• _Exercise description_
In the records below, find the line containing "Transcribe this image's", then copy that line and all lines after it, exactly, omitting every picture.

[Dataset rows describing interfaces]
※ ※ ※
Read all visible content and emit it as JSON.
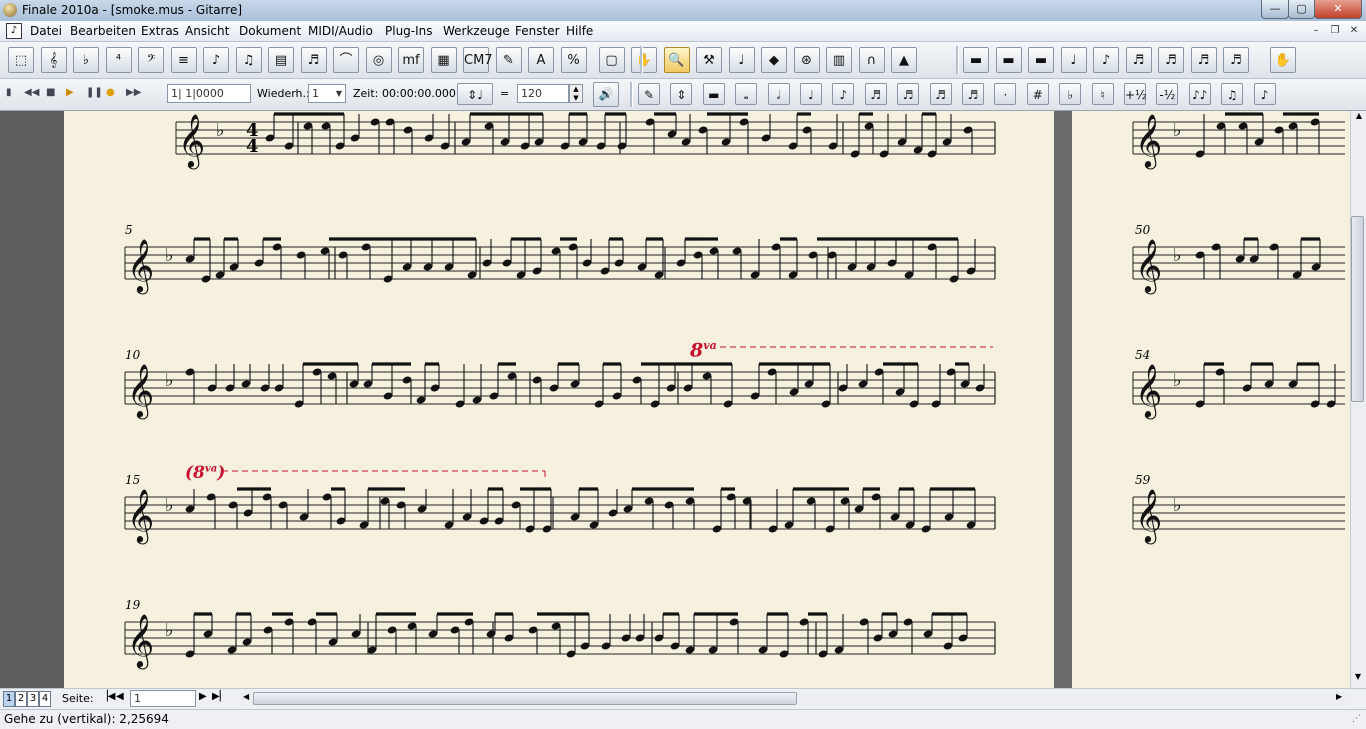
{
  "window": {
    "title": "Finale 2010a - [smoke.mus - Gitarre]",
    "minimize": "—",
    "maximize": "▢",
    "close": "✕"
  },
  "menu": {
    "items": [
      "Datei",
      "Bearbeiten",
      "Extras",
      "Ansicht",
      "Dokument",
      "MIDI/Audio",
      "Plug-Ins",
      "Werkzeuge",
      "Fenster",
      "Hilfe"
    ]
  },
  "toolbar1": {
    "tools": [
      "Auswahl",
      "Notenschlüssel",
      "Tonart",
      "Taktart",
      "Schlüssel",
      "Notenzeilen",
      "Einfache Eingabe",
      "Schnelle Eingabe",
      "HyperScribe",
      "Tuplet",
      "Bogen",
      "Artikulation",
      "Vortrag",
      "Akkord",
      "Lyrics",
      "Text",
      "Größe",
      "Seitenlayout",
      "Hand",
      "Zoom",
      "Hammer",
      "Speedy",
      "Spezial",
      "Wiederholung",
      "Mass-Edit",
      "Bezier",
      "Stimme"
    ],
    "tool_glyphs": [
      "⬚",
      "𝄞",
      "♭",
      "⁴",
      "𝄢",
      "≡",
      "♪",
      "♫",
      "▤",
      "♬",
      "⌒",
      "◎",
      "mf",
      "▦",
      "CM7",
      "✎",
      "A",
      "%",
      "▢",
      "✋",
      "🔍",
      "⚒",
      "♩",
      "◆",
      "⊛",
      "▥",
      "∩",
      "▲"
    ],
    "right_glyphs": [
      "▬",
      "▬",
      "▬",
      "♩",
      "♪",
      "♬",
      "♬",
      "♬",
      "♬",
      "✋"
    ]
  },
  "toolbar2": {
    "transport_glyphs": [
      "▮",
      "◀◀",
      "■",
      "▶",
      "❚❚",
      "●",
      "▶▶"
    ],
    "position_value": "1| 1|0000",
    "repeat_label": "Wiederh.:",
    "repeat_value": "1",
    "time_label": "Zeit:",
    "time_value": "00:00:00.000",
    "tempo_equals": "=",
    "tempo_value": "120",
    "entry_glyphs": [
      "✎",
      "⇕",
      "▬",
      "𝅝",
      "𝅗𝅥",
      "♩",
      "♪",
      "♬",
      "♬",
      "♬",
      "♬",
      "·",
      "#",
      "♭",
      "♮",
      "+½",
      "-½",
      "♪♪",
      "♫",
      "♪"
    ]
  },
  "score": {
    "left_measure_numbers": [
      "5",
      "10",
      "15",
      "19"
    ],
    "right_measure_numbers": [
      "50",
      "54",
      "59"
    ],
    "ottava_1": "8",
    "ottava_1_suffix": "va",
    "ottava_2": "8",
    "ottava_2_suffix": "va",
    "time_sig_top": "4",
    "time_sig_bottom": "4"
  },
  "pagebar": {
    "pages": [
      "1",
      "2",
      "3",
      "4"
    ],
    "label": "Seite:",
    "page_value": "1"
  },
  "status": {
    "text": "Gehe zu (vertikal): 2,25694"
  }
}
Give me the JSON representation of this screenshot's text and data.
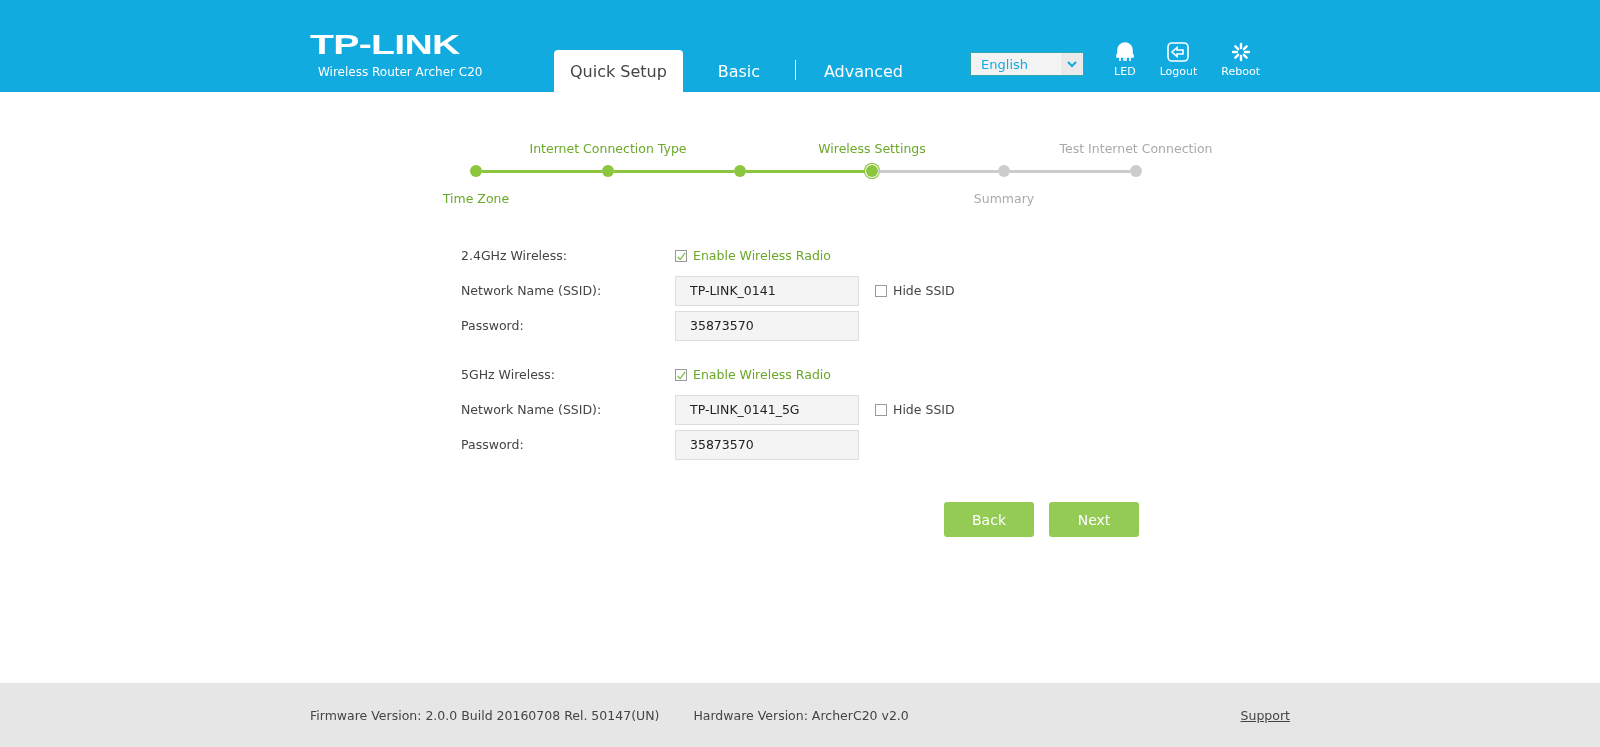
{
  "header": {
    "logo": "TP-LINK",
    "model": "Wireless Router Archer C20",
    "tabs": [
      {
        "label": "Quick Setup",
        "selected": true
      },
      {
        "label": "Basic",
        "selected": false
      },
      {
        "label": "Advanced",
        "selected": false
      }
    ],
    "language": "English",
    "tools": [
      {
        "kind": "led",
        "label": "LED"
      },
      {
        "kind": "logout",
        "label": "Logout"
      },
      {
        "kind": "reboot",
        "label": "Reboot"
      }
    ]
  },
  "steps": [
    {
      "label": "Time Zone",
      "reached": true,
      "current": false
    },
    {
      "label": "Internet Connection Type",
      "reached": true,
      "current": false
    },
    {
      "reached": true,
      "current": false
    },
    {
      "label": "Wireless Settings",
      "reached": true,
      "current": true
    },
    {
      "label": "Summary",
      "reached": false,
      "current": false
    },
    {
      "label": "Test Internet Connection",
      "reached": false,
      "current": false
    }
  ],
  "bands": [
    {
      "title": "2.4GHz Wireless:",
      "enable_label": "Enable Wireless Radio",
      "enabled": true,
      "ssid_label": "Network Name (SSID):",
      "ssid": "TP-LINK_0141",
      "hide_label": "Hide SSID",
      "hide_ssid": false,
      "password_label": "Password:",
      "password": "35873570"
    },
    {
      "title": "5GHz Wireless:",
      "enable_label": "Enable Wireless Radio",
      "enabled": true,
      "ssid_label": "Network Name (SSID):",
      "ssid": "TP-LINK_0141_5G",
      "hide_label": "Hide SSID",
      "hide_ssid": false,
      "password_label": "Password:",
      "password": "35873570"
    }
  ],
  "buttons": [
    "Back",
    "Next"
  ],
  "footer": {
    "firmware": "Firmware Version: 2.0.0 Build 20160708 Rel. 50147(UN)",
    "hardware": "Hardware Version: ArcherC20 v2.0",
    "support": "Support"
  }
}
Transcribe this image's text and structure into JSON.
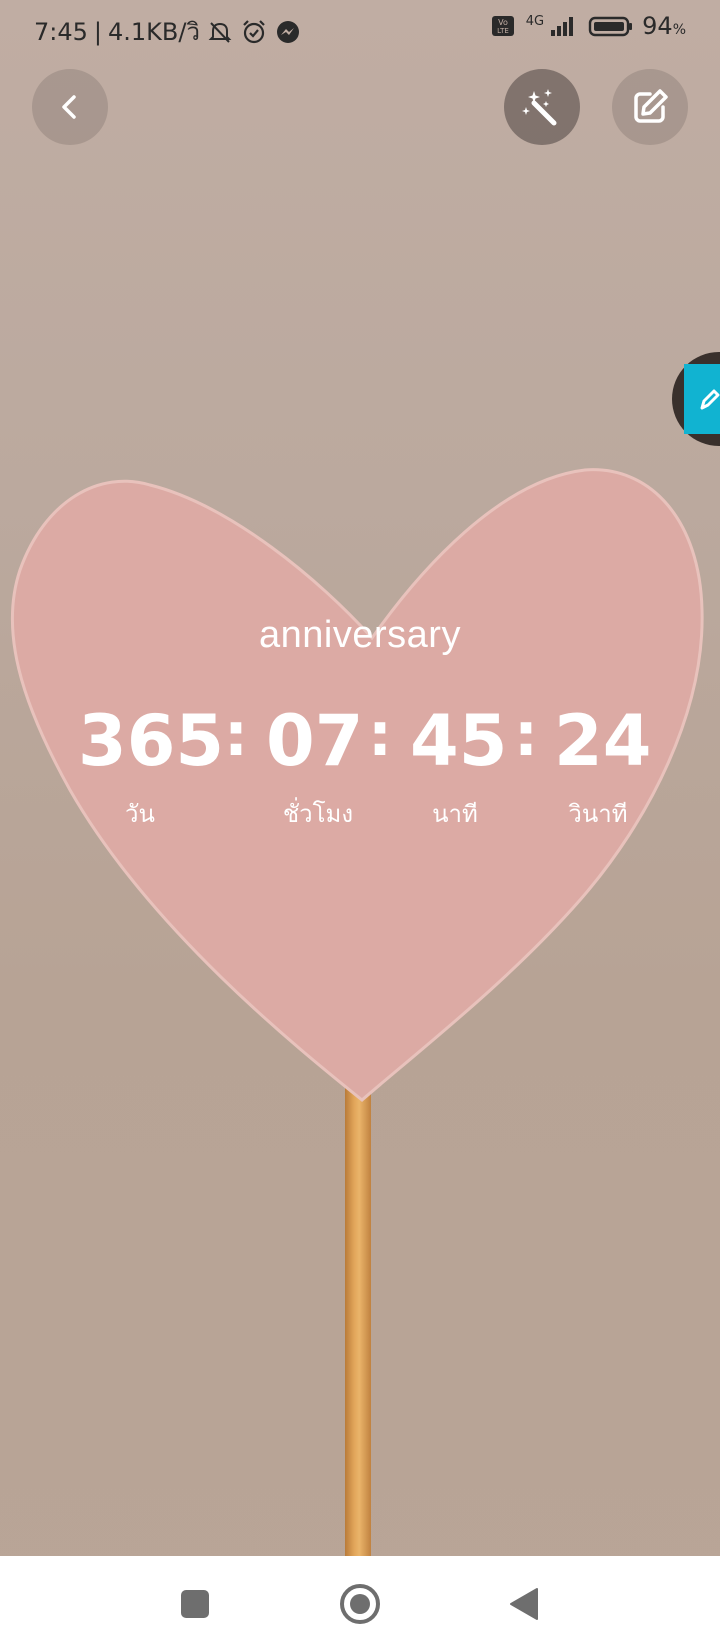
{
  "status_bar": {
    "time": "7:45",
    "net_speed": "4.1KB/วิ",
    "network": "4G",
    "battery": "94",
    "battery_unit": "%"
  },
  "countdown": {
    "title": "anniversary",
    "days": "365",
    "hours": "07",
    "minutes": "45",
    "seconds": "24",
    "separator": ":",
    "labels": {
      "days": "วัน",
      "hours": "ชั่วโมง",
      "minutes": "นาที",
      "seconds": "วินาที"
    }
  },
  "icons": {
    "back": "chevron-left-icon",
    "magic": "magic-wand-icon",
    "edit": "edit-icon",
    "side": "pencil-icon",
    "nav_recent": "square-icon",
    "nav_home": "circle-icon",
    "nav_back": "triangle-left-icon"
  },
  "colors": {
    "heart": "#dba9a3",
    "side_tab": "#11b3d1",
    "text": "#ffffff"
  }
}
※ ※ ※
• _Output of the task_
Transcribe this image's text and structure into JSON.
{
  "status_bar": {
    "time": "7:45",
    "net_speed": "4.1KB/วิ",
    "network": "4G",
    "battery": "94",
    "battery_unit": "%"
  },
  "countdown": {
    "title": "anniversary",
    "days": "365",
    "hours": "07",
    "minutes": "45",
    "seconds": "24",
    "separator": ":",
    "labels": {
      "days": "วัน",
      "hours": "ชั่วโมง",
      "minutes": "นาที",
      "seconds": "วินาที"
    }
  },
  "icons": {
    "back": "chevron-left-icon",
    "magic": "magic-wand-icon",
    "edit": "edit-icon",
    "side": "pencil-icon",
    "nav_recent": "square-icon",
    "nav_home": "circle-icon",
    "nav_back": "triangle-left-icon"
  },
  "colors": {
    "heart": "#dba9a3",
    "side_tab": "#11b3d1",
    "text": "#ffffff"
  }
}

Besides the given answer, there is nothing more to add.